[Interface dataset entries]

• • • •

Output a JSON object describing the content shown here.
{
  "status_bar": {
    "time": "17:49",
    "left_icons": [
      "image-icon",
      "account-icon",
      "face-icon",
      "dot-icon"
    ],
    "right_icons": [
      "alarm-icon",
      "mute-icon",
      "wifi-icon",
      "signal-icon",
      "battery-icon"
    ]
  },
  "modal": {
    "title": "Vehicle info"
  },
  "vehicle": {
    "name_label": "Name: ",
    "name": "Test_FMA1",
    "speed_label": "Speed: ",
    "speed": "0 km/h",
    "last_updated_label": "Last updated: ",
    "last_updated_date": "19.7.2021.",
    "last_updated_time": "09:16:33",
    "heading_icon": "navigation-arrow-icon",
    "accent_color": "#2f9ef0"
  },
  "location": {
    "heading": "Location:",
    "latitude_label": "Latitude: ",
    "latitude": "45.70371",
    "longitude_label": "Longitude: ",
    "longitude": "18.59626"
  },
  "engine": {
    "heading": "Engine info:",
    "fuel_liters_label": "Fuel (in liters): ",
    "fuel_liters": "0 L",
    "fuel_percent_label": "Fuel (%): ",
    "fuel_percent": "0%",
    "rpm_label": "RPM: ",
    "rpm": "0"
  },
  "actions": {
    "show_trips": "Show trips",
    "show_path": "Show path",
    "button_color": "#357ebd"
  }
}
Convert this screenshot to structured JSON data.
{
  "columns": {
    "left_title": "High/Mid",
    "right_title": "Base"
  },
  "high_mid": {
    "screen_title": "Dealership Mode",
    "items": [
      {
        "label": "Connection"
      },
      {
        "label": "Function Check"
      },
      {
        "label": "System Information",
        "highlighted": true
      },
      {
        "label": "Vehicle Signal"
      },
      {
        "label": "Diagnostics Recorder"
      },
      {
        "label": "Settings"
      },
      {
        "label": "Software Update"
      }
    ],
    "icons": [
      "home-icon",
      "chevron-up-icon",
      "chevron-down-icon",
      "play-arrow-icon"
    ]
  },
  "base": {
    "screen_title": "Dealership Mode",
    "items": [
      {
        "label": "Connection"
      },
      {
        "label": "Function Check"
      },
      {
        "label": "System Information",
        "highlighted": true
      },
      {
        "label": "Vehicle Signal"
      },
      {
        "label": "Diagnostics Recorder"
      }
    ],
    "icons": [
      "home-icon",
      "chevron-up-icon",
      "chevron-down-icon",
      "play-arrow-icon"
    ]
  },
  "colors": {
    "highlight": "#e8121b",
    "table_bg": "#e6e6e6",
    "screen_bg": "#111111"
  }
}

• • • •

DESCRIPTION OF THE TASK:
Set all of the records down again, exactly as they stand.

EXERCISE ANSWER:
Output a JSON object describing the content shown here.
{
  "status_bar": {
    "time": "17:49",
    "left_icons": [
      "image-icon",
      "account-icon",
      "face-icon",
      "dot-icon"
    ],
    "right_icons": [
      "alarm-icon",
      "mute-icon",
      "wifi-icon",
      "signal-icon",
      "battery-icon"
    ]
  },
  "modal": {
    "title": "Vehicle info"
  },
  "vehicle": {
    "name_label": "Name: ",
    "name": "Test_FMA1",
    "speed_label": "Speed: ",
    "speed": "0 km/h",
    "last_updated_label": "Last updated: ",
    "last_updated_date": "19.7.2021.",
    "last_updated_time": "09:16:33",
    "heading_icon": "navigation-arrow-icon",
    "accent_color": "#2f9ef0"
  },
  "location": {
    "heading": "Location:",
    "latitude_label": "Latitude: ",
    "latitude": "45.70371",
    "longitude_label": "Longitude: ",
    "longitude": "18.59626"
  },
  "engine": {
    "heading": "Engine info:",
    "fuel_liters_label": "Fuel (in liters): ",
    "fuel_liters": "0 L",
    "fuel_percent_label": "Fuel (%): ",
    "fuel_percent": "0%",
    "rpm_label": "RPM: ",
    "rpm": "0"
  },
  "actions": {
    "show_trips": "Show trips",
    "show_path": "Show path",
    "button_color": "#357ebd"
  }
}
Convert this screenshot to structured JSON data.
{
  "columns": {
    "left_title": "High/Mid",
    "right_title": "Base"
  },
  "high_mid": {
    "screen_title": "Dealership Mode",
    "items": [
      {
        "label": "Connection"
      },
      {
        "label": "Function Check"
      },
      {
        "label": "System Information",
        "highlighted": true
      },
      {
        "label": "Vehicle Signal"
      },
      {
        "label": "Diagnostics Recorder"
      },
      {
        "label": "Settings"
      },
      {
        "label": "Software Update"
      }
    ],
    "icons": [
      "home-icon",
      "chevron-up-icon",
      "chevron-down-icon",
      "play-arrow-icon"
    ]
  },
  "base": {
    "screen_title": "Dealership Mode",
    "items": [
      {
        "label": "Connection"
      },
      {
        "label": "Function Check"
      },
      {
        "label": "System Information",
        "highlighted": true
      },
      {
        "label": "Vehicle Signal"
      },
      {
        "label": "Diagnostics Recorder"
      }
    ],
    "icons": [
      "home-icon",
      "chevron-up-icon",
      "chevron-down-icon",
      "play-arrow-icon"
    ]
  },
  "colors": {
    "highlight": "#e8121b",
    "table_bg": "#e6e6e6",
    "screen_bg": "#111111"
  }
}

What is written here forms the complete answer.